### WHAT TO PRODUCE
Repeat each record below exactly, omitting whatever pictures appear in it.

**** SUPPLIED RECORDS

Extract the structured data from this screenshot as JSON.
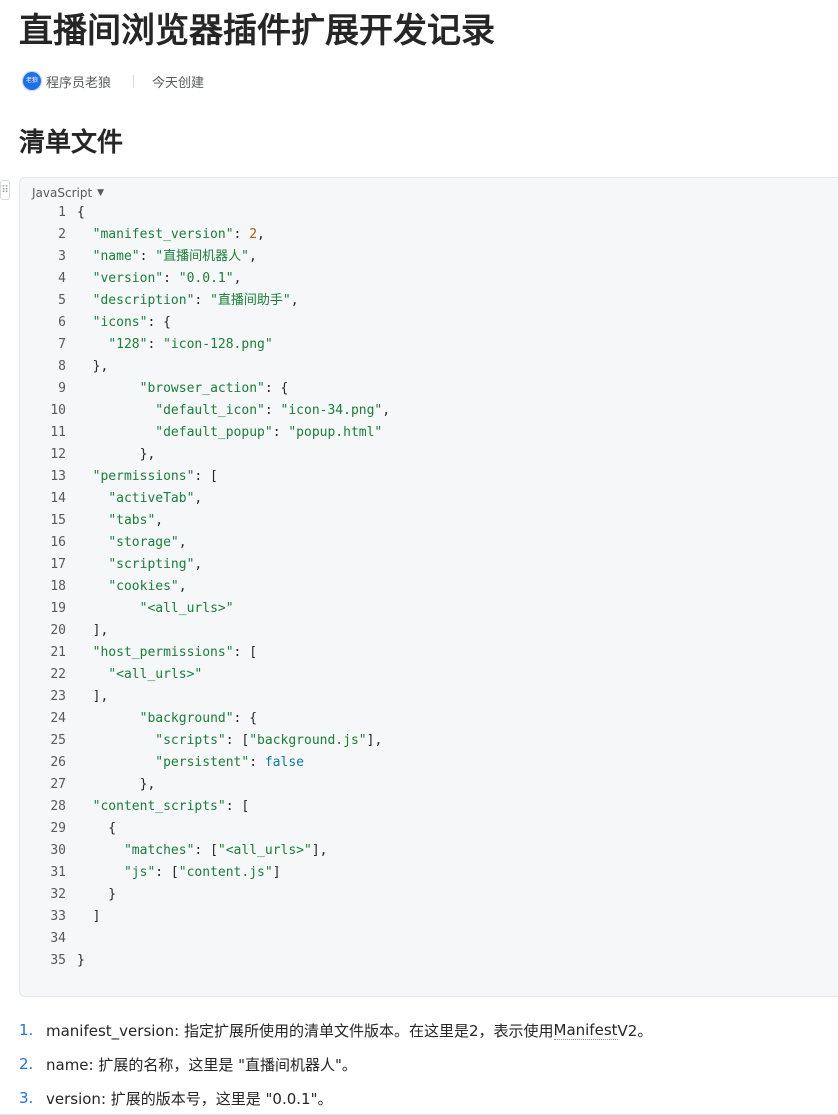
{
  "doc": {
    "title": "直播间浏览器插件扩展开发记录",
    "author": "程序员老狼",
    "avatar_text": "老狼",
    "created": "今天创建",
    "section_heading": "清单文件"
  },
  "code_block": {
    "language": "JavaScript",
    "drag_icon": "drag-handle-icon",
    "lines": [
      [
        {
          "t": "{",
          "c": "p"
        }
      ],
      [
        {
          "t": "  ",
          "c": "p"
        },
        {
          "t": "\"manifest_version\"",
          "c": "key"
        },
        {
          "t": ": ",
          "c": "p"
        },
        {
          "t": "2",
          "c": "num"
        },
        {
          "t": ",",
          "c": "p"
        }
      ],
      [
        {
          "t": "  ",
          "c": "p"
        },
        {
          "t": "\"name\"",
          "c": "key"
        },
        {
          "t": ": ",
          "c": "p"
        },
        {
          "t": "\"直播间机器人\"",
          "c": "str"
        },
        {
          "t": ",",
          "c": "p"
        }
      ],
      [
        {
          "t": "  ",
          "c": "p"
        },
        {
          "t": "\"version\"",
          "c": "key"
        },
        {
          "t": ": ",
          "c": "p"
        },
        {
          "t": "\"0.0.1\"",
          "c": "str"
        },
        {
          "t": ",",
          "c": "p"
        }
      ],
      [
        {
          "t": "  ",
          "c": "p"
        },
        {
          "t": "\"description\"",
          "c": "key"
        },
        {
          "t": ": ",
          "c": "p"
        },
        {
          "t": "\"直播间助手\"",
          "c": "str"
        },
        {
          "t": ",",
          "c": "p"
        }
      ],
      [
        {
          "t": "  ",
          "c": "p"
        },
        {
          "t": "\"icons\"",
          "c": "key"
        },
        {
          "t": ": {",
          "c": "p"
        }
      ],
      [
        {
          "t": "    ",
          "c": "p"
        },
        {
          "t": "\"128\"",
          "c": "key"
        },
        {
          "t": ": ",
          "c": "p"
        },
        {
          "t": "\"icon-128.png\"",
          "c": "str"
        }
      ],
      [
        {
          "t": "  },",
          "c": "p"
        }
      ],
      [
        {
          "t": "        ",
          "c": "p"
        },
        {
          "t": "\"browser_action\"",
          "c": "key"
        },
        {
          "t": ": {",
          "c": "p"
        }
      ],
      [
        {
          "t": "          ",
          "c": "p"
        },
        {
          "t": "\"default_icon\"",
          "c": "key"
        },
        {
          "t": ": ",
          "c": "p"
        },
        {
          "t": "\"icon-34.png\"",
          "c": "str"
        },
        {
          "t": ",",
          "c": "p"
        }
      ],
      [
        {
          "t": "          ",
          "c": "p"
        },
        {
          "t": "\"default_popup\"",
          "c": "key"
        },
        {
          "t": ": ",
          "c": "p"
        },
        {
          "t": "\"popup.html\"",
          "c": "str"
        }
      ],
      [
        {
          "t": "        },",
          "c": "p"
        }
      ],
      [
        {
          "t": "  ",
          "c": "p"
        },
        {
          "t": "\"permissions\"",
          "c": "key"
        },
        {
          "t": ": [",
          "c": "p"
        }
      ],
      [
        {
          "t": "    ",
          "c": "p"
        },
        {
          "t": "\"activeTab\"",
          "c": "str"
        },
        {
          "t": ",",
          "c": "p"
        }
      ],
      [
        {
          "t": "    ",
          "c": "p"
        },
        {
          "t": "\"tabs\"",
          "c": "str"
        },
        {
          "t": ",",
          "c": "p"
        }
      ],
      [
        {
          "t": "    ",
          "c": "p"
        },
        {
          "t": "\"storage\"",
          "c": "str"
        },
        {
          "t": ",",
          "c": "p"
        }
      ],
      [
        {
          "t": "    ",
          "c": "p"
        },
        {
          "t": "\"scripting\"",
          "c": "str"
        },
        {
          "t": ",",
          "c": "p"
        }
      ],
      [
        {
          "t": "    ",
          "c": "p"
        },
        {
          "t": "\"cookies\"",
          "c": "str"
        },
        {
          "t": ",",
          "c": "p"
        }
      ],
      [
        {
          "t": "        ",
          "c": "p"
        },
        {
          "t": "\"<all_urls>\"",
          "c": "str"
        }
      ],
      [
        {
          "t": "  ],",
          "c": "p"
        }
      ],
      [
        {
          "t": "  ",
          "c": "p"
        },
        {
          "t": "\"host_permissions\"",
          "c": "key"
        },
        {
          "t": ": [",
          "c": "p"
        }
      ],
      [
        {
          "t": "    ",
          "c": "p"
        },
        {
          "t": "\"<all_urls>\"",
          "c": "str"
        }
      ],
      [
        {
          "t": "  ],",
          "c": "p"
        }
      ],
      [
        {
          "t": "        ",
          "c": "p"
        },
        {
          "t": "\"background\"",
          "c": "key"
        },
        {
          "t": ": {",
          "c": "p"
        }
      ],
      [
        {
          "t": "          ",
          "c": "p"
        },
        {
          "t": "\"scripts\"",
          "c": "key"
        },
        {
          "t": ": [",
          "c": "p"
        },
        {
          "t": "\"background.js\"",
          "c": "str"
        },
        {
          "t": "],",
          "c": "p"
        }
      ],
      [
        {
          "t": "          ",
          "c": "p"
        },
        {
          "t": "\"persistent\"",
          "c": "key"
        },
        {
          "t": ": ",
          "c": "p"
        },
        {
          "t": "false",
          "c": "kw"
        }
      ],
      [
        {
          "t": "        },",
          "c": "p"
        }
      ],
      [
        {
          "t": "  ",
          "c": "p"
        },
        {
          "t": "\"content_scripts\"",
          "c": "key"
        },
        {
          "t": ": [",
          "c": "p"
        }
      ],
      [
        {
          "t": "    {",
          "c": "p"
        }
      ],
      [
        {
          "t": "      ",
          "c": "p"
        },
        {
          "t": "\"matches\"",
          "c": "key"
        },
        {
          "t": ": [",
          "c": "p"
        },
        {
          "t": "\"<all_urls>\"",
          "c": "str"
        },
        {
          "t": "],",
          "c": "p"
        }
      ],
      [
        {
          "t": "      ",
          "c": "p"
        },
        {
          "t": "\"js\"",
          "c": "key"
        },
        {
          "t": ": [",
          "c": "p"
        },
        {
          "t": "\"content.js\"",
          "c": "str"
        },
        {
          "t": "]",
          "c": "p"
        }
      ],
      [
        {
          "t": "    }",
          "c": "p"
        }
      ],
      [
        {
          "t": "  ]",
          "c": "p"
        }
      ],
      [
        {
          "t": "",
          "c": "p"
        }
      ],
      [
        {
          "t": "}",
          "c": "p"
        }
      ]
    ]
  },
  "list": [
    {
      "num": "1.",
      "text": "manifest_version: 指定扩展所使用的清单文件版本。在这里是2，表示使用",
      "link": "Manifest",
      "after": " V2。"
    },
    {
      "num": "2.",
      "text": "name: 扩展的名称，这里是 \"直播间机器人\"。",
      "link": "",
      "after": ""
    },
    {
      "num": "3.",
      "text": "version: 扩展的版本号，这里是 \"0.0.1\"。",
      "link": "",
      "after": ""
    }
  ]
}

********

### RESPONSE
Extract the structured data from this screenshot as JSON.
{
  "doc": {
    "title": "直播间浏览器插件扩展开发记录",
    "author": "程序员老狼",
    "avatar_text": "老狼",
    "created": "今天创建",
    "section_heading": "清单文件"
  },
  "code_block": {
    "language": "JavaScript",
    "drag_icon": "drag-handle-icon",
    "lines": [
      [
        {
          "t": "{",
          "c": "p"
        }
      ],
      [
        {
          "t": "  ",
          "c": "p"
        },
        {
          "t": "\"manifest_version\"",
          "c": "key"
        },
        {
          "t": ": ",
          "c": "p"
        },
        {
          "t": "2",
          "c": "num"
        },
        {
          "t": ",",
          "c": "p"
        }
      ],
      [
        {
          "t": "  ",
          "c": "p"
        },
        {
          "t": "\"name\"",
          "c": "key"
        },
        {
          "t": ": ",
          "c": "p"
        },
        {
          "t": "\"直播间机器人\"",
          "c": "str"
        },
        {
          "t": ",",
          "c": "p"
        }
      ],
      [
        {
          "t": "  ",
          "c": "p"
        },
        {
          "t": "\"version\"",
          "c": "key"
        },
        {
          "t": ": ",
          "c": "p"
        },
        {
          "t": "\"0.0.1\"",
          "c": "str"
        },
        {
          "t": ",",
          "c": "p"
        }
      ],
      [
        {
          "t": "  ",
          "c": "p"
        },
        {
          "t": "\"description\"",
          "c": "key"
        },
        {
          "t": ": ",
          "c": "p"
        },
        {
          "t": "\"直播间助手\"",
          "c": "str"
        },
        {
          "t": ",",
          "c": "p"
        }
      ],
      [
        {
          "t": "  ",
          "c": "p"
        },
        {
          "t": "\"icons\"",
          "c": "key"
        },
        {
          "t": ": {",
          "c": "p"
        }
      ],
      [
        {
          "t": "    ",
          "c": "p"
        },
        {
          "t": "\"128\"",
          "c": "key"
        },
        {
          "t": ": ",
          "c": "p"
        },
        {
          "t": "\"icon-128.png\"",
          "c": "str"
        }
      ],
      [
        {
          "t": "  },",
          "c": "p"
        }
      ],
      [
        {
          "t": "        ",
          "c": "p"
        },
        {
          "t": "\"browser_action\"",
          "c": "key"
        },
        {
          "t": ": {",
          "c": "p"
        }
      ],
      [
        {
          "t": "          ",
          "c": "p"
        },
        {
          "t": "\"default_icon\"",
          "c": "key"
        },
        {
          "t": ": ",
          "c": "p"
        },
        {
          "t": "\"icon-34.png\"",
          "c": "str"
        },
        {
          "t": ",",
          "c": "p"
        }
      ],
      [
        {
          "t": "          ",
          "c": "p"
        },
        {
          "t": "\"default_popup\"",
          "c": "key"
        },
        {
          "t": ": ",
          "c": "p"
        },
        {
          "t": "\"popup.html\"",
          "c": "str"
        }
      ],
      [
        {
          "t": "        },",
          "c": "p"
        }
      ],
      [
        {
          "t": "  ",
          "c": "p"
        },
        {
          "t": "\"permissions\"",
          "c": "key"
        },
        {
          "t": ": [",
          "c": "p"
        }
      ],
      [
        {
          "t": "    ",
          "c": "p"
        },
        {
          "t": "\"activeTab\"",
          "c": "str"
        },
        {
          "t": ",",
          "c": "p"
        }
      ],
      [
        {
          "t": "    ",
          "c": "p"
        },
        {
          "t": "\"tabs\"",
          "c": "str"
        },
        {
          "t": ",",
          "c": "p"
        }
      ],
      [
        {
          "t": "    ",
          "c": "p"
        },
        {
          "t": "\"storage\"",
          "c": "str"
        },
        {
          "t": ",",
          "c": "p"
        }
      ],
      [
        {
          "t": "    ",
          "c": "p"
        },
        {
          "t": "\"scripting\"",
          "c": "str"
        },
        {
          "t": ",",
          "c": "p"
        }
      ],
      [
        {
          "t": "    ",
          "c": "p"
        },
        {
          "t": "\"cookies\"",
          "c": "str"
        },
        {
          "t": ",",
          "c": "p"
        }
      ],
      [
        {
          "t": "        ",
          "c": "p"
        },
        {
          "t": "\"<all_urls>\"",
          "c": "str"
        }
      ],
      [
        {
          "t": "  ],",
          "c": "p"
        }
      ],
      [
        {
          "t": "  ",
          "c": "p"
        },
        {
          "t": "\"host_permissions\"",
          "c": "key"
        },
        {
          "t": ": [",
          "c": "p"
        }
      ],
      [
        {
          "t": "    ",
          "c": "p"
        },
        {
          "t": "\"<all_urls>\"",
          "c": "str"
        }
      ],
      [
        {
          "t": "  ],",
          "c": "p"
        }
      ],
      [
        {
          "t": "        ",
          "c": "p"
        },
        {
          "t": "\"background\"",
          "c": "key"
        },
        {
          "t": ": {",
          "c": "p"
        }
      ],
      [
        {
          "t": "          ",
          "c": "p"
        },
        {
          "t": "\"scripts\"",
          "c": "key"
        },
        {
          "t": ": [",
          "c": "p"
        },
        {
          "t": "\"background.js\"",
          "c": "str"
        },
        {
          "t": "],",
          "c": "p"
        }
      ],
      [
        {
          "t": "          ",
          "c": "p"
        },
        {
          "t": "\"persistent\"",
          "c": "key"
        },
        {
          "t": ": ",
          "c": "p"
        },
        {
          "t": "false",
          "c": "kw"
        }
      ],
      [
        {
          "t": "        },",
          "c": "p"
        }
      ],
      [
        {
          "t": "  ",
          "c": "p"
        },
        {
          "t": "\"content_scripts\"",
          "c": "key"
        },
        {
          "t": ": [",
          "c": "p"
        }
      ],
      [
        {
          "t": "    {",
          "c": "p"
        }
      ],
      [
        {
          "t": "      ",
          "c": "p"
        },
        {
          "t": "\"matches\"",
          "c": "key"
        },
        {
          "t": ": [",
          "c": "p"
        },
        {
          "t": "\"<all_urls>\"",
          "c": "str"
        },
        {
          "t": "],",
          "c": "p"
        }
      ],
      [
        {
          "t": "      ",
          "c": "p"
        },
        {
          "t": "\"js\"",
          "c": "key"
        },
        {
          "t": ": [",
          "c": "p"
        },
        {
          "t": "\"content.js\"",
          "c": "str"
        },
        {
          "t": "]",
          "c": "p"
        }
      ],
      [
        {
          "t": "    }",
          "c": "p"
        }
      ],
      [
        {
          "t": "  ]",
          "c": "p"
        }
      ],
      [
        {
          "t": "",
          "c": "p"
        }
      ],
      [
        {
          "t": "}",
          "c": "p"
        }
      ]
    ]
  },
  "list": [
    {
      "num": "1.",
      "text": "manifest_version: 指定扩展所使用的清单文件版本。在这里是2，表示使用",
      "link": "Manifest",
      "after": " V2。"
    },
    {
      "num": "2.",
      "text": "name: 扩展的名称，这里是 \"直播间机器人\"。",
      "link": "",
      "after": ""
    },
    {
      "num": "3.",
      "text": "version: 扩展的版本号，这里是 \"0.0.1\"。",
      "link": "",
      "after": ""
    }
  ]
}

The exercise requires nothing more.